_Exercise brief_.
Print the data that follows word for word, leaving out any picture.
[[ Given data, beginning ]]
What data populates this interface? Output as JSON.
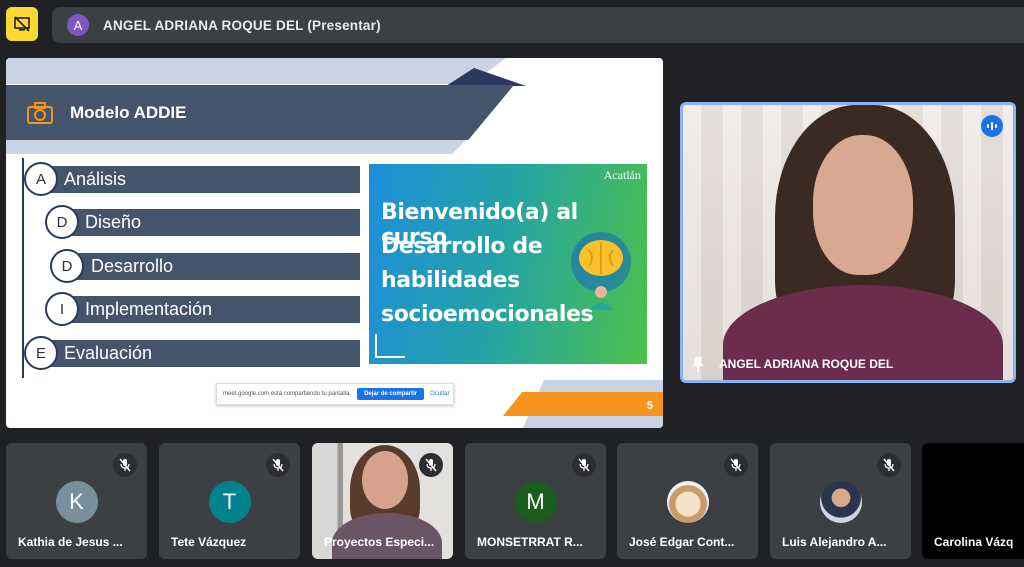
{
  "presenter": {
    "avatar_letter": "A",
    "title": "ANGEL ADRIANA ROQUE DEL (Presentar)"
  },
  "slide": {
    "title": "Modelo ADDIE",
    "phases": [
      {
        "letter": "A",
        "label": "Análisis"
      },
      {
        "letter": "D",
        "label": "Diseño"
      },
      {
        "letter": "D",
        "label": "Desarrollo"
      },
      {
        "letter": "I",
        "label": "Implementación"
      },
      {
        "letter": "E",
        "label": "Evaluación"
      }
    ],
    "banner": {
      "logo": "Acatlán",
      "lines": [
        "Bienvenido(a) al curso",
        "Desarrollo de",
        "habilidades",
        "socioemocionales"
      ]
    },
    "share_bar": {
      "message": "meet.google.com está compartiendo tu pantalla.",
      "stop_label": "Dejar de compartir",
      "hide_label": "Ocultar"
    },
    "page_number": "5"
  },
  "main_video": {
    "name": "ANGEL ADRIANA ROQUE DEL"
  },
  "participants": [
    {
      "name": "Kathia de Jesus ...",
      "avatar_letter": "K",
      "avatar_color": "#78909c",
      "type": "letter"
    },
    {
      "name": "Tete Vázquez",
      "avatar_letter": "T",
      "avatar_color": "#00838f",
      "type": "letter"
    },
    {
      "name": "Proyectos Especi...",
      "type": "video"
    },
    {
      "name": "MONSETRRAT R...",
      "avatar_letter": "M",
      "avatar_color": "#1b5e20",
      "type": "letter"
    },
    {
      "name": "José Edgar Cont...",
      "type": "photo-dog"
    },
    {
      "name": "Luis Alejandro A...",
      "type": "photo-man"
    },
    {
      "name": "Carolina Vázq",
      "type": "dark"
    }
  ],
  "colors": {
    "meet_background": "#202124",
    "tile": "#3c4043",
    "present_button": "#fdd835",
    "slide_bar": "#44546a",
    "active_speaker": "#8ab4f8"
  }
}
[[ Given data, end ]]
_Response area_.
What data populates this interface? Output as JSON.
{
  "presenter": {
    "avatar_letter": "A",
    "title": "ANGEL ADRIANA ROQUE DEL (Presentar)"
  },
  "slide": {
    "title": "Modelo ADDIE",
    "phases": [
      {
        "letter": "A",
        "label": "Análisis"
      },
      {
        "letter": "D",
        "label": "Diseño"
      },
      {
        "letter": "D",
        "label": "Desarrollo"
      },
      {
        "letter": "I",
        "label": "Implementación"
      },
      {
        "letter": "E",
        "label": "Evaluación"
      }
    ],
    "banner": {
      "logo": "Acatlán",
      "lines": [
        "Bienvenido(a) al curso",
        "Desarrollo de",
        "habilidades",
        "socioemocionales"
      ]
    },
    "share_bar": {
      "message": "meet.google.com está compartiendo tu pantalla.",
      "stop_label": "Dejar de compartir",
      "hide_label": "Ocultar"
    },
    "page_number": "5"
  },
  "main_video": {
    "name": "ANGEL ADRIANA ROQUE DEL"
  },
  "participants": [
    {
      "name": "Kathia de Jesus ...",
      "avatar_letter": "K",
      "avatar_color": "#78909c",
      "type": "letter"
    },
    {
      "name": "Tete Vázquez",
      "avatar_letter": "T",
      "avatar_color": "#00838f",
      "type": "letter"
    },
    {
      "name": "Proyectos Especi...",
      "type": "video"
    },
    {
      "name": "MONSETRRAT R...",
      "avatar_letter": "M",
      "avatar_color": "#1b5e20",
      "type": "letter"
    },
    {
      "name": "José Edgar Cont...",
      "type": "photo-dog"
    },
    {
      "name": "Luis Alejandro A...",
      "type": "photo-man"
    },
    {
      "name": "Carolina Vázq",
      "type": "dark"
    }
  ],
  "colors": {
    "meet_background": "#202124",
    "tile": "#3c4043",
    "present_button": "#fdd835",
    "slide_bar": "#44546a",
    "active_speaker": "#8ab4f8"
  }
}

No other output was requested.